Crop Protection And The CropLife 100: A Mixed Picture
Make no mistake — the crop protection products category performed well in 2011. However, the overall question of how low its market share will eventually dip remains.
November 14, 2011
In the grand scheme of 2011, crop protection products did just fine. According to data compiled in the 2011 CropLife 100 survey of ag retailers, overall sales for the category improved a respectable 8% for the year to $7.1 billion. “Sales of crop protection products for us were quite good,” says Wade Blowers, COO at Hamilton Farm Bureau, Hamilton, MI.
Despite this fact, however, the decade long market share losses for the category continued to pile up. By the end of 2011, crop protection products will represent only 29% of annual crop input and service sales at the nation’s top retailers. To put this into some historic perspective, the crop protection products category used to be the biggest yearly revenue generator for CropLife 100 retailers back during the beginning of the 2000s, with better than 40% market share. In recent years, the category has simply been outpaced year in and year out by faster growing input categories such as fertilizer and seed.
Still, from a sub-category standpoint, 2011 was one of the better years the crop protection products category has seen. During 2010, two of the three sub-categories that make up this group — herbicides, fungicides and insecticides — had difficult sales years. According to that year’s survey, herbicide sales increased 1% to more than 5% for only 36% of respondents. Likewise, insecticide sales increases of 1% to more than 5% were recorded by only 42% of CropLife 100 retailers. Only fungicides bucked this trend, up 1% to more than 5% for 62% of respondents.
In this sense, 2011 was a banner year. According to this year’s CropLife 100 retailers, more than 50% of respondents had sales increases of 1% to more than 5% in all three sub-categories. As in 2010, fungicides led the pack, with 81% of CropLife 100 retailers growing their revenues in this area 1% to more than 5%. Meanwhile, herbicides sales of 1% of more than 5% were recorded by 66% of respondents and 54% had similar gains in their insecticide sales.
In contrast to the performance of the sub-categories in 2011, post-patent products had something of a rough year. Back at the beginning of the 2000s, there are many market observers that thought so-called generic crop protection products would ultimately take over the lion’s share of ag retailer sales. At the time, overall sales for this group hovered around the 30% mark.

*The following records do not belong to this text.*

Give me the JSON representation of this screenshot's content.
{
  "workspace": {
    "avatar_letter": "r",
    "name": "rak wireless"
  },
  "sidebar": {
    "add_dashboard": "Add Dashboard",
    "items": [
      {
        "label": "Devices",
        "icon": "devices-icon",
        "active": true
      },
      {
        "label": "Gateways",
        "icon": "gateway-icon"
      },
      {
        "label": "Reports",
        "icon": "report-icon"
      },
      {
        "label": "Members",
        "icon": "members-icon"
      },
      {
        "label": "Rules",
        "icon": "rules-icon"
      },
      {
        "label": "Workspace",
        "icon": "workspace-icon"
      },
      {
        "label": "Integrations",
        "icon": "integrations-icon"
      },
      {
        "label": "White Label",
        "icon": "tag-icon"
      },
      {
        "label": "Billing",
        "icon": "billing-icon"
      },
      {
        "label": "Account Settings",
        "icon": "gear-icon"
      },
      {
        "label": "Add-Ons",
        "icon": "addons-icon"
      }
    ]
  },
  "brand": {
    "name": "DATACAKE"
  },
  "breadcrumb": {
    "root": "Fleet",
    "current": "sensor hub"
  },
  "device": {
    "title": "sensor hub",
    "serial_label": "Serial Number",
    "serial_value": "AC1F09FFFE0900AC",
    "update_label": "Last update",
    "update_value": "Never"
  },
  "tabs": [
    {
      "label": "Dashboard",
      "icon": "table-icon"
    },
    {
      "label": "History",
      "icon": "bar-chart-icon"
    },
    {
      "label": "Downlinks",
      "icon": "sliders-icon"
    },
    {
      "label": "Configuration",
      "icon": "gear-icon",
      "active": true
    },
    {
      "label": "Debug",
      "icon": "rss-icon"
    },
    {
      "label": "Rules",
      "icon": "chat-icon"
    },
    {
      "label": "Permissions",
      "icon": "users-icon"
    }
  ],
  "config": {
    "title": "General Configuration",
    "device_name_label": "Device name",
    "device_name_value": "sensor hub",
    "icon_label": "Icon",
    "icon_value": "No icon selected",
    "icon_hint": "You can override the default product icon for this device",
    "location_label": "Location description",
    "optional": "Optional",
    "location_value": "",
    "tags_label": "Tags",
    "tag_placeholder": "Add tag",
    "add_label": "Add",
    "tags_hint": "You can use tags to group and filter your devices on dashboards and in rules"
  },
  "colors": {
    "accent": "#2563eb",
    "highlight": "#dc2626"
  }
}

Since then, however, generic fortunes have shifted somewhat. During the 2009 CropLife 100 survey, generic products made up 24% of respondents cumulative crop protection product sales. In 2011, this figure has dropped to 21%.
According to CropLife 100 retailers, there are two main reasons why they carry generic products. The first is to meet the demand of grower-customers. Forty-four percent of respondents said this was their major reason for selling post-patent products.
The second reason is generics tend to offer a better profit profile than brand name crop protection products. When asked this question, 38% of CropLife 100 retailers wrote that higher profits motivated them to keep post-patent products in their warehouses.
If there’s a knock against the proliferation of generics among CropLife 100 retailers, it’s a matter of trusting their suppliers. When asked if they believed they could trust their generic suppliers, only 16% of respondents agreed with this statement. The majority, 61%, not did.
Sfiligoj is the Editor for both CropLife and CropLife IRON magazines. He travels regularly to cover industry events and has been dedicated to the ag retail industry since he joined the staff in 2000.